→ EXERCISE BRIEF
The number needed is how many lines in these entries contain "user"; give it alone.

→ MATERIAL TO PROCESS
= Beginning of Section =
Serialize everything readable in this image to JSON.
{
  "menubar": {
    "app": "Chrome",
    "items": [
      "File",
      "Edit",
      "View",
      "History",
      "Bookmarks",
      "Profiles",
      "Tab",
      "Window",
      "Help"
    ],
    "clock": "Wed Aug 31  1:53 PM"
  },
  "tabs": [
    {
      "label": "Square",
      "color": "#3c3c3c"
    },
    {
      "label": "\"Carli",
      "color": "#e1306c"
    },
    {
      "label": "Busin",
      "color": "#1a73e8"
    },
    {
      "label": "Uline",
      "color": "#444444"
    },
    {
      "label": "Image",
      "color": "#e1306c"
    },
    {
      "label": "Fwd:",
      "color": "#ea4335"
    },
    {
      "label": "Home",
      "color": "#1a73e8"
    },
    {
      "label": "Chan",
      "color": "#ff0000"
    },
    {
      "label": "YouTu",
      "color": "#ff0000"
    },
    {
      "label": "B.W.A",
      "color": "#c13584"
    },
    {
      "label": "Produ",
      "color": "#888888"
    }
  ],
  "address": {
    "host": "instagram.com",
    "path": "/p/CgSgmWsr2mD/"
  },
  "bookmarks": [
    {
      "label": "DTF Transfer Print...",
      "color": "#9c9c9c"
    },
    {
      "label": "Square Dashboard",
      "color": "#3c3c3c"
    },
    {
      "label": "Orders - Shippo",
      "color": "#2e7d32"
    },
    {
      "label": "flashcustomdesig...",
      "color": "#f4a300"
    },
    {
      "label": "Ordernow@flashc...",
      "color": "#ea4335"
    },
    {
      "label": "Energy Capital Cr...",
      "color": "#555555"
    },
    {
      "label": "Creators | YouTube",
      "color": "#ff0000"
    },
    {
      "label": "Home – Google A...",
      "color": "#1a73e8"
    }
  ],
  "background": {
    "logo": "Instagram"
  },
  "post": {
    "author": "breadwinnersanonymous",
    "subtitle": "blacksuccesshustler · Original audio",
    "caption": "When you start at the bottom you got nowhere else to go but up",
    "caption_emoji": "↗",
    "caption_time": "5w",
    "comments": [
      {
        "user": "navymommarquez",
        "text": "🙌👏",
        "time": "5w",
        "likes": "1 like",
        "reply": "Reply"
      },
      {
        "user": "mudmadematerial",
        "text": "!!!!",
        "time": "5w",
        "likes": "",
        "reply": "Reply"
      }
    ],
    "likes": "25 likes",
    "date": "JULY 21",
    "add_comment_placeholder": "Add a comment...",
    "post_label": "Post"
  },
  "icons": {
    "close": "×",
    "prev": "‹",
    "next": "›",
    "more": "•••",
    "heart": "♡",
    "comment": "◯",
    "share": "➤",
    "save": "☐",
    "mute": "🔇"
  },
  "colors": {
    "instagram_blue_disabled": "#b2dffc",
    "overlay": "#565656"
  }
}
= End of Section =
→ ANSWER SECTION
2